Father and son testify against each other in Cork assault case

A father and son testified against each other in an assault case at Cork District Court yesterday where allegations and counter-allegations were made as the judge said she was sorry it had come to this.

William Bowles, who is in his 60s, complained that he was assaulted by his son Stephen Bowles, aged 39, of 21 Elderwood Park, Boreenmanna Rd, Cork.

Judge Grainne O’Neill dismissed the case against the son.

“I am sorry it has come to the point where a father and son are on opposite sides of a criminal prosecution,” Judge O’Neill said.

She said that she had to be satisfied beyond reasonable doubt that Stephen Bowles was guilty of assaulting his father and she said she was not satisfied beyond reasonable doubt so she was dismissing the charge against him.

William Bowles testified that he had not been in contact with his son for seven years before the date of the disputed incident on April 24, 2014, at a construction site by a house in McGrath Park, off Church Rd, Blackrock, Cork.

“Seven years ago I had to leave him go from the firm,” he said.

He claimed that on April 24 last year his son pushed his shoulders with his hands and threw a concrete block in his direction which did not make contact.

Donal Daly, defence solicitor, who represented Stephen Bowles, put it to William Bowles: “The second you left him go in 2008 you complained him to the guards for taking a van from the company — the van he alone had been driving when he worked there.”

William Bowles said he had just wanted to get the van back.

“There was a bad feeling because you wanted him to go on the dole while working,” Mr Daly alleged.

William Bowles replied: “Never happened.”

William Bowles said in cross-examination that someone reported him to the Department of Social Welfare three months after the alleged assault and it cost another party in the company €50,000, a matter which he said was under appeal.

“Would you have been delighted to see him?” Mr Daly asked.
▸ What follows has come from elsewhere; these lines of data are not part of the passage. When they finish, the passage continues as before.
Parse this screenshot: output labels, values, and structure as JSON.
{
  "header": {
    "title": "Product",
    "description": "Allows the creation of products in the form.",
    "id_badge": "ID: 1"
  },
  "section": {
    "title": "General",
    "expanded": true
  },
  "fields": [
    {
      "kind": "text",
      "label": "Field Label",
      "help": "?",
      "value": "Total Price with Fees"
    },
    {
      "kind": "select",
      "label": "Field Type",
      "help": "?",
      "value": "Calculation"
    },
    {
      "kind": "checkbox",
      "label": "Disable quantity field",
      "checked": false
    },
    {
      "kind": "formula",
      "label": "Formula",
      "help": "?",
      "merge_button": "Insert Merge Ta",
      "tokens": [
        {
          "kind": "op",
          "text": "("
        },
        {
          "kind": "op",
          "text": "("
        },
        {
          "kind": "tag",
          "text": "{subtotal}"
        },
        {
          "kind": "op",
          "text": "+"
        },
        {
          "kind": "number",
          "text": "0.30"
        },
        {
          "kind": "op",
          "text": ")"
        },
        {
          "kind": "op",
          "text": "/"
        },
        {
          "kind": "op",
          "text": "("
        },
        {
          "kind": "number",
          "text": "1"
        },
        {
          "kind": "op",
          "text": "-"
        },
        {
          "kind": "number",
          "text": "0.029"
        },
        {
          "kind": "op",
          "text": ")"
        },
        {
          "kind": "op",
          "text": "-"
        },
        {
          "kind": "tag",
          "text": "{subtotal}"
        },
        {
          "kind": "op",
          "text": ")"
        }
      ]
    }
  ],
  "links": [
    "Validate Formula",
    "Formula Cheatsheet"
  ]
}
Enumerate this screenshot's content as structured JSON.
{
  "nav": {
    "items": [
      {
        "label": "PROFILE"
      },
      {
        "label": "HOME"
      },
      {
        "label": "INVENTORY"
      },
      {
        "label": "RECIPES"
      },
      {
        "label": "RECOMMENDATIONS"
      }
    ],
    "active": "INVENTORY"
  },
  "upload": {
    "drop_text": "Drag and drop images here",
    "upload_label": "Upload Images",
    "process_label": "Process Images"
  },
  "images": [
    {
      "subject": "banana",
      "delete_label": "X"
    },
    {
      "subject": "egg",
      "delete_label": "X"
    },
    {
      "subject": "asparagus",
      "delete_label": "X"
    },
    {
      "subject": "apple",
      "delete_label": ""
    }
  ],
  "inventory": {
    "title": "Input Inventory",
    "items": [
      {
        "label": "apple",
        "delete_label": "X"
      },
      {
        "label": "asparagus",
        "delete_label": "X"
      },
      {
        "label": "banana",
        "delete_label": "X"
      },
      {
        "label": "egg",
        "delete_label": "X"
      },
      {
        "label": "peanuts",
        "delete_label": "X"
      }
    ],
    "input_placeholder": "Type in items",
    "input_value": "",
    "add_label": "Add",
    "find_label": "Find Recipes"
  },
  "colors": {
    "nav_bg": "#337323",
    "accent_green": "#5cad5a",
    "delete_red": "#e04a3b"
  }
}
William Bowles replied in relation to his son: “No, I would do anything to avoid him.”

William Bowles denied Mr Daly’s suggestion that it was all much ado about nothing where there was a bit of pushing and shoving by father and son.

Stephen Bowles said he never picked up a block or threw a block and could not have done so because of hand injuries. Inspector Ronan Kennelly put it to him that he had assaulted his father on the day.

Stephen Bowles replied: “I was pushed, I pushed him back. I called him names, he called me names.”

He said of his father: “He is a bully. He couldn’t get me to break the law. If I am guilty of anything I am guilty of standing up for myself. I was loyal to him. He got nothing but loyalty from me.

“I was being bullied to sign on the dole… Getting me to sign on for €200 and work for cash. If I had got caught he would have said ‘it was your choice, Stephen’.”

William Bowles totally denied that accusation when he was cross-examined on the point by Mr Daly in court yesterday.

Stephen Bowles said that he would not sign on the dole when working and that he did report allegations to the Department of Social Welfare.


Lifestyle

Sorting out Posh Cork for ages!Ask Audrey: 'I'll end up looking like a woman from Kanturk'

Cork architect Loïc Dehaye tells Eve Kelliher how he created his dream home from a blank canvas.'It was like this house was waiting for us': Cork architect talks creating his dream home

Keeping to a routine can be difficult for people in quarantine.Life on the inside: 10 ways to start your day right in lockdown

Who needs a gym when you can look in your kitchen cupboards for equipment instead?Don’t have weights for working out? These household objects will do the trick

More From The Irish Examiner